B.

Lesson:

Loving your family not only means telling them how much you love them, but also doing things for them, like:

IV.

  • - giving Mom and Dad a hug and a kiss,

  • - listening quietly to Mom and Dad,

  • - obeying Mom and Dad,

  • - playing with your brother/sister,

  • - sharing your toys with your brother/sister.

Activity:

Put a check (

2. In the story, the seventh daughter did not say how much she loved her mother.

) in the box if the picture illustrates scenes that show love to one’s family and

a cross (x) if the picture illustrates scenes that do not show love to one’s family.

2. In the story, the seventh daughter did not say how much she loved her mother.
2. In the story, the seventh daughter did not say how much she loved her mother.
2. In the story, the seventh daughter did not say how much she loved her mother.
2. In the story, the seventh daughter did not say how much she loved her mother.
2. In the story, the seventh daughter did not say how much she loved her mother.
2. In the story, the seventh daughter did not say how much she loved her mother.
  • V. Reminder/s to the LG Leader: Remember, for kids this age, there are NO right or wrong answers. Always acknowledge the ‘point’ behind every child’s answer. Teach what IS right – NOT by pointing out what is wrong but, instead, by putting EMPHASIS on the beauty of what IS right. Try to always make it a point that the right answer to a question comes from the kids themselves. It is tempting to just go ahead and provide the right answer. But, if you want to be effective, instead, tirelessly provide hints and keep steering the discussion until a kid in your group ‘gets’ the point/ answer you want to hear. Lessons are more effective to them if the realizations come from them, instead of from you. Always end the discussion with a one-liner prayer body excluding the closer, of course (Not too long, pleeeeeeeeeeeeeeease. Remember how short the attention spans of three- to-five-year-olds are). Here’s a sample:

“Father God, thank You for my family. Help me show them how much I love them.

In Jesus’ name, Amen.”

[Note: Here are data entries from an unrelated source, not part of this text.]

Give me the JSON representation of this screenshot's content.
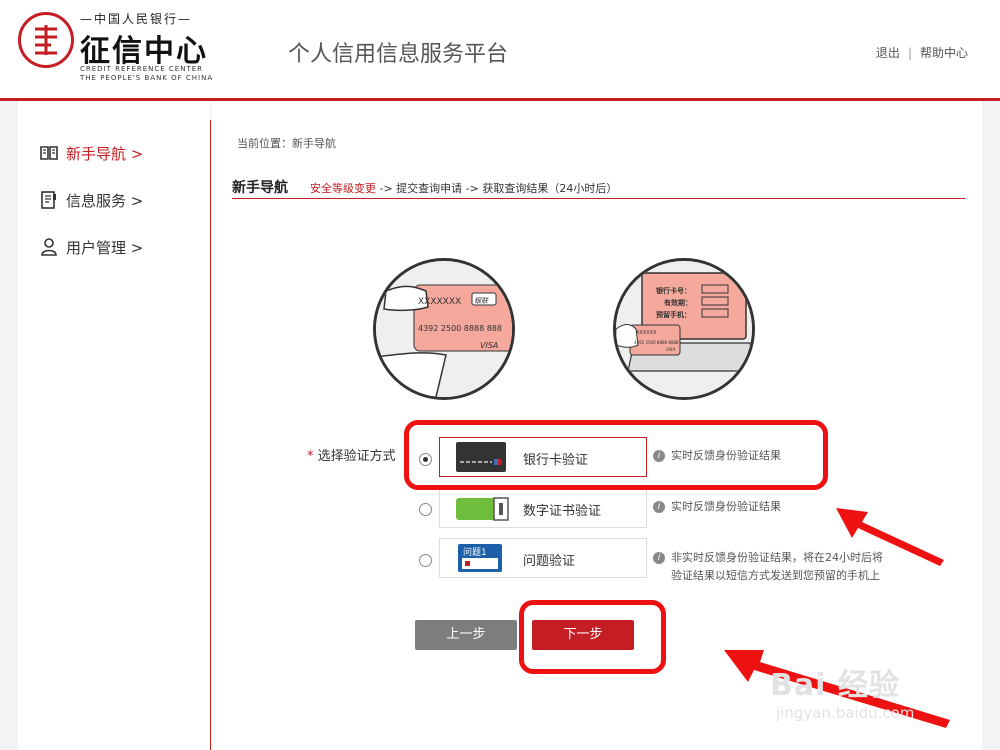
{
  "header": {
    "logo_top": "—中国人民银行—",
    "logo_name": "征信中心",
    "logo_en_line1": "CREDIT REFERENCE CENTER",
    "logo_en_line2": "THE PEOPLE'S BANK OF CHINA",
    "platform_title": "个人信用信息服务平台",
    "links": {
      "logout": "退出",
      "separator": "|",
      "help": "帮助中心"
    }
  },
  "sidebar": {
    "items": [
      {
        "label": "新手导航 >",
        "icon": "book-icon",
        "active": true
      },
      {
        "label": "信息服务 >",
        "icon": "document-icon",
        "active": false
      },
      {
        "label": "用户管理 >",
        "icon": "user-icon",
        "active": false
      }
    ]
  },
  "main": {
    "breadcrumb": "当前位置：新手导航",
    "guide_title": "新手导航",
    "steps": {
      "current": "安全等级变更",
      "rest": " -> 提交查询申请 -> 获取查询结果（24小时后）"
    },
    "illustrations": {
      "card_number_short": "XXXXXXX",
      "card_brand": "银联",
      "card_number": "4392 2500 8888 888",
      "card_visa": "VISA",
      "form_card_label": "银行卡号：",
      "form_expiry_label": "有效期：",
      "form_phone_label": "预留手机：",
      "mini_card_number_short": "XXXXXX",
      "mini_card_number": "4392 2500 8888 8888",
      "mini_card_visa": "VISA"
    },
    "method_label": "选择验证方式",
    "required_mark": "* ",
    "options": [
      {
        "label": "银行卡验证",
        "icon": "bank-card-icon",
        "info": "实时反馈身份验证结果",
        "selected": true
      },
      {
        "label": "数字证书验证",
        "icon": "usb-key-icon",
        "info": "实时反馈身份验证结果",
        "selected": false
      },
      {
        "label": "问题验证",
        "icon": "question-card-icon",
        "icon_text": "问题1",
        "info_line1": "非实时反馈身份验证结果，将在24小时后将",
        "info_line2": "验证结果以短信方式发送到您预留的手机上",
        "selected": false
      }
    ],
    "buttons": {
      "prev": "上一步",
      "next": "下一步"
    }
  },
  "watermark": {
    "brand": "Bai 经验",
    "url": "jingyan.baidu.com"
  },
  "colors": {
    "brand_red": "#c41e24",
    "highlight_red": "#ee1111",
    "prev_gray": "#7d7d7d"
  }
}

MATERIALS

MATERIALS Mother

Mother

Daughter 1 Daughter 2

Daughter 1

Daughter 1 Daughter 2

Daughter 2

Daughter 3 Daughter 4

Daughter 3

Daughter 3 Daughter 4

Daughter 4

Daughter 5 Daughter 6

Daughter 5

Daughter 5 Daughter 6

Daughter 6

Daughter 7

Daughter 7